"Security pros don't have enough of a seat at the table," he says. "Boards of directors want to hear from more than the CIO; they want to hear from someone about what’s going on. If you're not at the table from a security perspective and the C-suite doesn't recognize it, that's a vulnerability."
Despite this concern, most infosec pros have to accept they will need to lead without authority, says Stan Dolberg, chief research officer at IANS. Most security managers aren't given full access to the staff, processes, and technologies they need to fully protect data.
"The CISO and security team make a promise to safeguard critical assets, but they have little control over the resources to make it happen," he explains. "Security isn't an isolated function. It stretches over every operation."
Security leaders can build authority by building alliances for a risk-based approach to security through which the business owns risk. All high-performing organizations in the study hold business leaders accountable for the risk of their actions, says Dolberg.
CISOs must connect the dots across businesses, goals, strategies, and results, and handle situations at the technical and negotiation levels. These skills are important because CISOs need to inform boards of exposures, collaboration, and steps taken to secure assets. This data is owned by the business, and CISOs must convince them to work together.
The second key is to embrace the role of change agent. CISOs and their teams are responsible for changing many things; for example, how software is developed, or how people click on emails. It's important to prepare for pushback.
"Change encounters resistance," says Dolberg. "People don't like to change. It costs money; it takes time. Embrace the role of change agent, otherwise you're going to get very frustrated."
Engagement is also important here as security pros have to build relationships to understand what motivates other parts of the business. They can use this research to introduce more informed change recommendations.
IANS' third lesson is to be responsive and demonstrate the importance of security. Organizations don't instinctively know infosec must be integrated into the business, so security pros have to step up, teach them, and prove its value.
"The CISOs who make a difference understand people won't open the door and say 'give me a makeover,'" Dolberg explains. "You have to be proactive and can't just sit back." Few CISOs will be hired into organizations that already recognize the danger. The rest can employ tactics like fake cyberattacks to demonstrate the reality of cybercrime.
"You experience real emotions in a mock situation," he notes. Faking a DDoS attack on the main website, for example, will give business leaders a sense of how it feels to lose customer data and put their reputation at risk.
Most (84%) high-performing CISOs develop a "cyber cadre" or cohesive team of employees who convey the same messages to everyone in the business. This requires proficiency in interpersonal skills, a theme of the first three lessons.
"It takes a lot of effort on the part of the CISO to hire people with the right technical skills and build a cohesive team," explains Dolberg. "This way, when they're out there in the day-to-day grind of the business, they're all telling the same story."

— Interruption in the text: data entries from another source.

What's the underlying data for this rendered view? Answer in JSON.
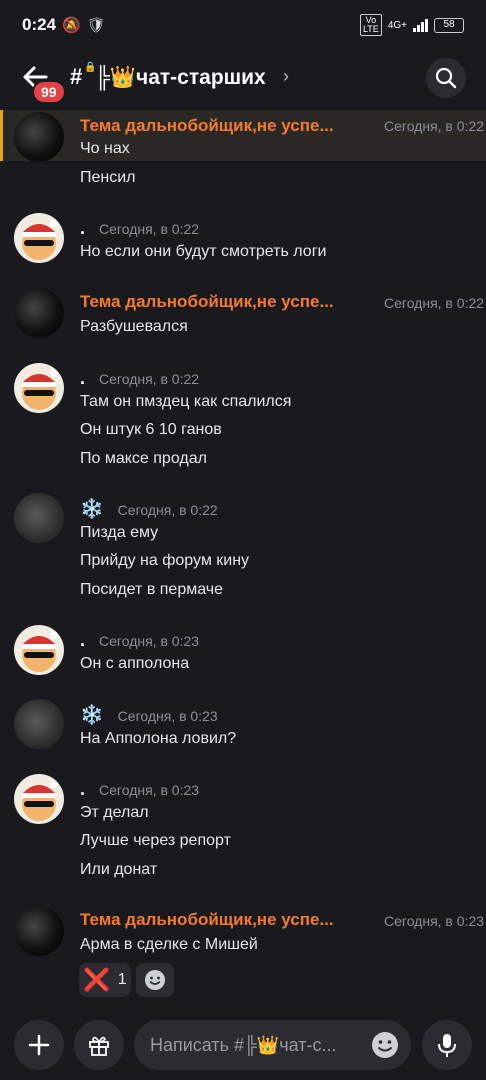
{
  "status_bar": {
    "time": "0:24",
    "net_top": "Vo",
    "net_bottom": "LTE",
    "network": "4G+",
    "battery": "58"
  },
  "header": {
    "back_badge": "99",
    "channel_name": "╠👑чат-старших"
  },
  "messages": [
    {
      "author": "Тема дальнобойщик,не успе...",
      "timestamp": "Сегодня, в 0:22",
      "lines": [
        "Чо нах",
        "Пенсил"
      ]
    },
    {
      "author": ".",
      "timestamp": "Сегодня, в 0:22",
      "lines": [
        "Но если они будут смотреть логи"
      ]
    },
    {
      "author": "Тема дальнобойщик,не успе...",
      "timestamp": "Сегодня, в 0:22",
      "lines": [
        "Разбушевался"
      ]
    },
    {
      "author": ".",
      "timestamp": "Сегодня, в 0:22",
      "lines": [
        "Там он пмздец как спалился",
        "Он штук 6 10 ганов",
        "По максе продал"
      ]
    },
    {
      "author": "❄️",
      "timestamp": "Сегодня, в 0:22",
      "lines": [
        "Пизда ему",
        "Прийду на форум кину",
        "Посидет в пермаче"
      ]
    },
    {
      "author": ".",
      "timestamp": "Сегодня, в 0:23",
      "lines": [
        "Он с апполона"
      ]
    },
    {
      "author": "❄️",
      "timestamp": "Сегодня, в 0:23",
      "lines": [
        "На Апполона ловил?"
      ]
    },
    {
      "author": ".",
      "timestamp": "Сегодня, в 0:23",
      "lines": [
        "Эт делал",
        "Лучше через репорт",
        "Или донат"
      ]
    },
    {
      "author": "Тема дальнобойщик,не успе...",
      "timestamp": "Сегодня, в 0:23",
      "lines": [
        "Арма в сделке с Мишей"
      ]
    }
  ],
  "reactions": [
    {
      "emoji": "❌",
      "count": "1"
    }
  ],
  "composer": {
    "placeholder": "Написать #╠👑чат-с..."
  },
  "colors": {
    "background": "#1a1a1e",
    "username_orange": "#f47b2a",
    "highlight_bar": "#e6a817",
    "badge_red": "#e63f45",
    "surface": "#2b2b31"
  }
}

The fifth lesson is patience; getting organizations to value their security teams takes time. It typically takes high-performing organizations five to seven years to build their teams, their cadres, and invest in their credibility before they were viewed as integral to the business.